What is being asked:
Below are entries to reproduce exactly, apart from their pictures.
········
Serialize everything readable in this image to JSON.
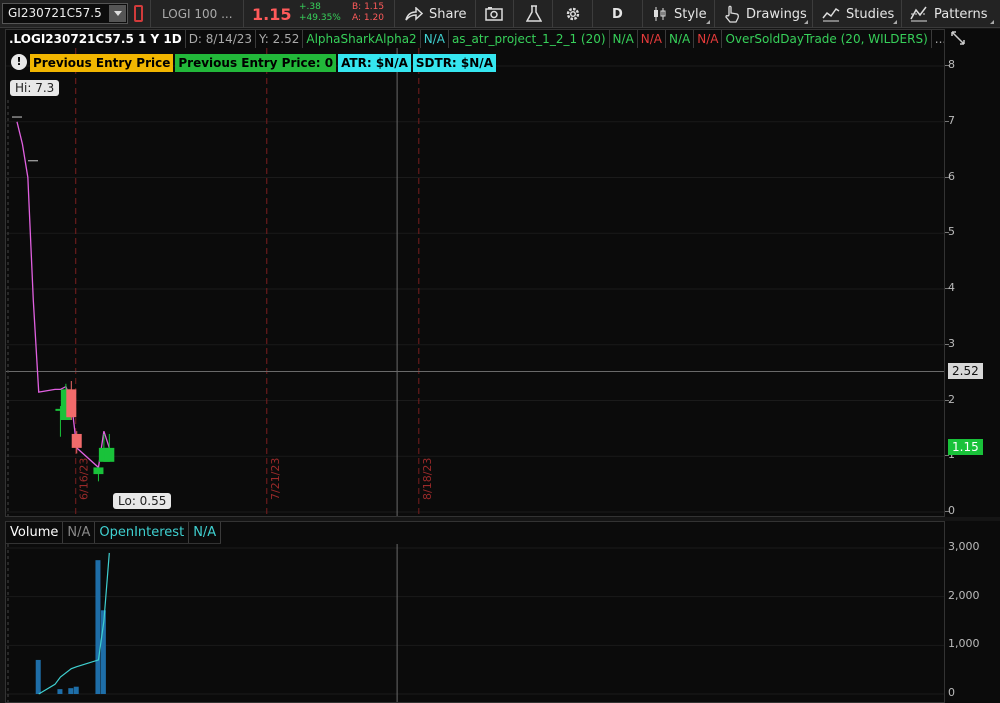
{
  "toolbar": {
    "symbol": "GI230721C57.5",
    "description": "LOGI 100 ...",
    "last": "1.15",
    "net_change": "+.38",
    "pct_change": "+49.35%",
    "bid": "B: 1.15",
    "ask": "A: 1.20",
    "share": "Share",
    "period": "D",
    "style": "Style",
    "drawings": "Drawings",
    "studies": "Studies",
    "patterns": "Patterns"
  },
  "info": {
    "title": ".LOGI230721C57.5 1 Y 1D",
    "date": "D: 8/14/23",
    "y": "Y: 2.52",
    "study1": "AlphaSharkAlpha2",
    "study1_val": "N/A",
    "study2": "as_atr_project_1_2_1 (20)",
    "study2_v1": "N/A",
    "study2_v2": "N/A",
    "study2_v3": "N/A",
    "study2_v4": "N/A",
    "study3": "OverSoldDayTrade (20, WILDERS)",
    "more": "..."
  },
  "badges": {
    "alert": "!",
    "prev_entry": "Previous Entry Price",
    "prev_entry_val": "Previous Entry Price: 0",
    "atr": "ATR: $N/A",
    "sdtr": "SDTR: $N/A"
  },
  "callouts": {
    "hi": "Hi: 7.3",
    "lo": "Lo: 0.55"
  },
  "dates": [
    "6/16/23",
    "7/21/23",
    "8/18/23"
  ],
  "price_axis": {
    "ticks": [
      "8",
      "7",
      "6",
      "5",
      "4",
      "3",
      "2",
      "1",
      "0"
    ],
    "cursor_value": "2.52",
    "last_value": "1.15"
  },
  "volume": {
    "label": "Volume",
    "value": "N/A",
    "oi_label": "OpenInterest",
    "oi_value": "N/A",
    "ticks": [
      "3,000",
      "2,000",
      "1,000",
      "0"
    ]
  },
  "colors": {
    "up": "#19c23a",
    "down": "#f26b6b",
    "line": "#e060e0",
    "oi": "#3fd0d0",
    "vol": "#1e6ea8",
    "accent_green": "#37d05a"
  },
  "chart_data": {
    "type": "candlestick",
    "x": [
      "6/13/23",
      "6/14/23",
      "6/15/23",
      "6/16/23",
      "6/20/23",
      "6/21/23",
      "6/22/23"
    ],
    "open": [
      1.85,
      1.65,
      2.2,
      1.4,
      0.68,
      0.9,
      0.9
    ],
    "high": [
      1.9,
      2.3,
      2.35,
      1.45,
      0.8,
      1.4,
      1.4
    ],
    "low": [
      1.35,
      1.65,
      1.65,
      1.05,
      0.55,
      0.9,
      0.9
    ],
    "close": [
      1.85,
      2.2,
      1.7,
      1.15,
      0.8,
      1.15,
      1.15
    ],
    "line_x": [
      "6/5/23",
      "6/6/23",
      "6/7/23",
      "6/8/23",
      "6/9/23",
      "6/12/23",
      "6/13/23",
      "6/14/23",
      "6/15/23",
      "6/16/23",
      "6/20/23",
      "6/21/23",
      "6/22/23"
    ],
    "line_y": [
      7.0,
      6.6,
      6.0,
      3.8,
      2.15,
      2.2,
      2.2,
      2.25,
      2.0,
      1.15,
      0.8,
      1.45,
      1.15
    ],
    "volume_x": [
      "6/9/23",
      "6/13/23",
      "6/15/23",
      "6/16/23",
      "6/20/23",
      "6/21/23"
    ],
    "volume": [
      700,
      100,
      120,
      150,
      2750,
      1720
    ],
    "oi_x": [
      "6/9/23",
      "6/12/23",
      "6/13/23",
      "6/15/23",
      "6/16/23",
      "6/20/23",
      "6/21/23",
      "6/22/23"
    ],
    "open_interest": [
      0,
      200,
      350,
      520,
      560,
      700,
      1500,
      2900
    ],
    "ylim": [
      0,
      8.2
    ],
    "vol_ylim": [
      0,
      3000
    ]
  }
}
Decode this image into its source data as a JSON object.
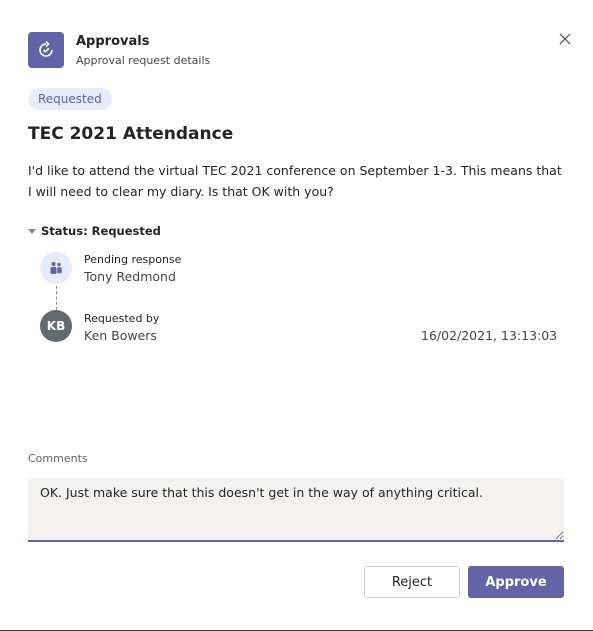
{
  "header": {
    "app_icon": "approvals-icon",
    "app_title": "Approvals",
    "app_subtitle": "Approval request details",
    "close_icon": "close-icon"
  },
  "request": {
    "status_pill": "Requested",
    "title": "TEC 2021 Attendance",
    "description": "I'd like to attend the virtual TEC 2021 conference on September 1-3. This means that I will need to clear my diary. Is that OK with you?"
  },
  "status": {
    "toggle_label": "Status: Requested",
    "steps": [
      {
        "label": "Pending response",
        "name": "Tony Redmond",
        "avatar_icon": "teams-people-icon"
      },
      {
        "label": "Requested by",
        "name": "Ken Bowers",
        "avatar_initials": "KB",
        "timestamp": "16/02/2021, 13:13:03"
      }
    ]
  },
  "comments": {
    "label": "Comments",
    "value": "OK. Just make sure that this doesn't get in the way of anything critical."
  },
  "actions": {
    "reject_label": "Reject",
    "approve_label": "Approve"
  },
  "colors": {
    "accent": "#6264a7",
    "pill_bg": "#e8ebfa",
    "avatar_bg": "#5f6b6e"
  }
}
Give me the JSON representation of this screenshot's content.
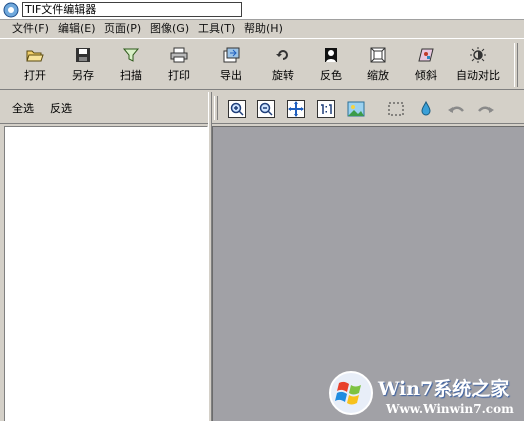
{
  "window": {
    "title": "TIF文件编辑器"
  },
  "menu": [
    "文件(F)",
    "编辑(E)",
    "页面(P)",
    "图像(G)",
    "工具(T)",
    "帮助(H)"
  ],
  "toolbar": [
    {
      "label": "打开",
      "icon": "open-folder-icon"
    },
    {
      "label": "另存",
      "icon": "save-disk-icon"
    },
    {
      "label": "扫描",
      "icon": "scan-icon"
    },
    {
      "label": "打印",
      "icon": "printer-icon"
    },
    {
      "label": "导出",
      "icon": "export-icon"
    },
    {
      "label": "旋转",
      "icon": "rotate-icon"
    },
    {
      "label": "反色",
      "icon": "invert-color-icon"
    },
    {
      "label": "缩放",
      "icon": "resize-icon"
    },
    {
      "label": "倾斜",
      "icon": "skew-icon"
    },
    {
      "label": "自动对比",
      "icon": "auto-contrast-icon"
    }
  ],
  "left_panel": {
    "select_all": "全选",
    "invert_selection": "反选"
  },
  "view_toolbar": [
    "zoom-in-icon",
    "zoom-out-icon",
    "fit-window-icon",
    "actual-size-icon",
    "fit-image-icon",
    "select-rect-icon",
    "eyedropper-icon",
    "undo-icon",
    "redo-icon"
  ],
  "watermark": {
    "brand": "Win7系统之家",
    "url": "Www.Winwin7.com"
  },
  "colors": {
    "canvas_bg": "#a1a1a6",
    "chrome_bg": "#d4d0c8",
    "accent_blue": "#1f5fbf"
  }
}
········
Result below:
Serialize everything readable in this image to JSON.
{
  "toolbar": {
    "symbol": "GI230721C57.5",
    "description": "LOGI 100 ...",
    "last": "1.15",
    "net_change": "+.38",
    "pct_change": "+49.35%",
    "bid": "B: 1.15",
    "ask": "A: 1.20",
    "share": "Share",
    "period": "D",
    "style": "Style",
    "drawings": "Drawings",
    "studies": "Studies",
    "patterns": "Patterns"
  },
  "info": {
    "title": ".LOGI230721C57.5 1 Y 1D",
    "date": "D: 8/14/23",
    "y": "Y: 2.52",
    "study1": "AlphaSharkAlpha2",
    "study1_val": "N/A",
    "study2": "as_atr_project_1_2_1 (20)",
    "study2_v1": "N/A",
    "study2_v2": "N/A",
    "study2_v3": "N/A",
    "study2_v4": "N/A",
    "study3": "OverSoldDayTrade (20, WILDERS)",
    "more": "..."
  },
  "badges": {
    "alert": "!",
    "prev_entry": "Previous Entry Price",
    "prev_entry_val": "Previous Entry Price: 0",
    "atr": "ATR: $N/A",
    "sdtr": "SDTR: $N/A"
  },
  "callouts": {
    "hi": "Hi: 7.3",
    "lo": "Lo: 0.55"
  },
  "dates": [
    "6/16/23",
    "7/21/23",
    "8/18/23"
  ],
  "price_axis": {
    "ticks": [
      "8",
      "7",
      "6",
      "5",
      "4",
      "3",
      "2",
      "1",
      "0"
    ],
    "cursor_value": "2.52",
    "last_value": "1.15"
  },
  "volume": {
    "label": "Volume",
    "value": "N/A",
    "oi_label": "OpenInterest",
    "oi_value": "N/A",
    "ticks": [
      "3,000",
      "2,000",
      "1,000",
      "0"
    ]
  },
  "colors": {
    "up": "#19c23a",
    "down": "#f26b6b",
    "line": "#e060e0",
    "oi": "#3fd0d0",
    "vol": "#1e6ea8",
    "accent_green": "#37d05a"
  },
  "chart_data": {
    "type": "candlestick",
    "x": [
      "6/13/23",
      "6/14/23",
      "6/15/23",
      "6/16/23",
      "6/20/23",
      "6/21/23",
      "6/22/23"
    ],
    "open": [
      1.85,
      1.65,
      2.2,
      1.4,
      0.68,
      0.9,
      0.9
    ],
    "high": [
      1.9,
      2.3,
      2.35,
      1.45,
      0.8,
      1.4,
      1.4
    ],
    "low": [
      1.35,
      1.65,
      1.65,
      1.05,
      0.55,
      0.9,
      0.9
    ],
    "close": [
      1.85,
      2.2,
      1.7,
      1.15,
      0.8,
      1.15,
      1.15
    ],
    "line_x": [
      "6/5/23",
      "6/6/23",
      "6/7/23",
      "6/8/23",
      "6/9/23",
      "6/12/23",
      "6/13/23",
      "6/14/23",
      "6/15/23",
      "6/16/23",
      "6/20/23",
      "6/21/23",
      "6/22/23"
    ],
    "line_y": [
      7.0,
      6.6,
      6.0,
      3.8,
      2.15,
      2.2,
      2.2,
      2.25,
      2.0,
      1.15,
      0.8,
      1.45,
      1.15
    ],
    "volume_x": [
      "6/9/23",
      "6/13/23",
      "6/15/23",
      "6/16/23",
      "6/20/23",
      "6/21/23"
    ],
    "volume": [
      700,
      100,
      120,
      150,
      2750,
      1720
    ],
    "oi_x": [
      "6/9/23",
      "6/12/23",
      "6/13/23",
      "6/15/23",
      "6/16/23",
      "6/20/23",
      "6/21/23",
      "6/22/23"
    ],
    "open_interest": [
      0,
      200,
      350,
      520,
      560,
      700,
      1500,
      2900
    ],
    "ylim": [
      0,
      8.2
    ],
    "vol_ylim": [
      0,
      3000
    ]
  }
}
Decode this image into its source data as a JSON object.
{
  "header": {
    "app_icon": "approvals-icon",
    "app_title": "Approvals",
    "app_subtitle": "Approval request details",
    "close_icon": "close-icon"
  },
  "request": {
    "status_pill": "Requested",
    "title": "TEC 2021 Attendance",
    "description": "I'd like to attend the virtual TEC 2021 conference on September 1-3. This means that I will need to clear my diary. Is that OK with you?"
  },
  "status": {
    "toggle_label": "Status: Requested",
    "steps": [
      {
        "label": "Pending response",
        "name": "Tony Redmond",
        "avatar_icon": "teams-people-icon"
      },
      {
        "label": "Requested by",
        "name": "Ken Bowers",
        "avatar_initials": "KB",
        "timestamp": "16/02/2021, 13:13:03"
      }
    ]
  },
  "comments": {
    "label": "Comments",
    "value": "OK. Just make sure that this doesn't get in the way of anything critical."
  },
  "actions": {
    "reject_label": "Reject",
    "approve_label": "Approve"
  },
  "colors": {
    "accent": "#6264a7",
    "pill_bg": "#e8ebfa",
    "avatar_bg": "#5f6b6e"
  }
}
Give me the JSON representation of this screenshot's content.
{
  "window": {
    "title": "TIF文件编辑器"
  },
  "menu": [
    "文件(F)",
    "编辑(E)",
    "页面(P)",
    "图像(G)",
    "工具(T)",
    "帮助(H)"
  ],
  "toolbar": [
    {
      "label": "打开",
      "icon": "open-folder-icon"
    },
    {
      "label": "另存",
      "icon": "save-disk-icon"
    },
    {
      "label": "扫描",
      "icon": "scan-icon"
    },
    {
      "label": "打印",
      "icon": "printer-icon"
    },
    {
      "label": "导出",
      "icon": "export-icon"
    },
    {
      "label": "旋转",
      "icon": "rotate-icon"
    },
    {
      "label": "反色",
      "icon": "invert-color-icon"
    },
    {
      "label": "缩放",
      "icon": "resize-icon"
    },
    {
      "label": "倾斜",
      "icon": "skew-icon"
    },
    {
      "label": "自动对比",
      "icon": "auto-contrast-icon"
    }
  ],
  "left_panel": {
    "select_all": "全选",
    "invert_selection": "反选"
  },
  "view_toolbar": [
    "zoom-in-icon",
    "zoom-out-icon",
    "fit-window-icon",
    "actual-size-icon",
    "fit-image-icon",
    "select-rect-icon",
    "eyedropper-icon",
    "undo-icon",
    "redo-icon"
  ],
  "watermark": {
    "brand": "Win7系统之家",
    "url": "Www.Winwin7.com"
  },
  "colors": {
    "canvas_bg": "#a1a1a6",
    "chrome_bg": "#d4d0c8",
    "accent_blue": "#1f5fbf"
  }
}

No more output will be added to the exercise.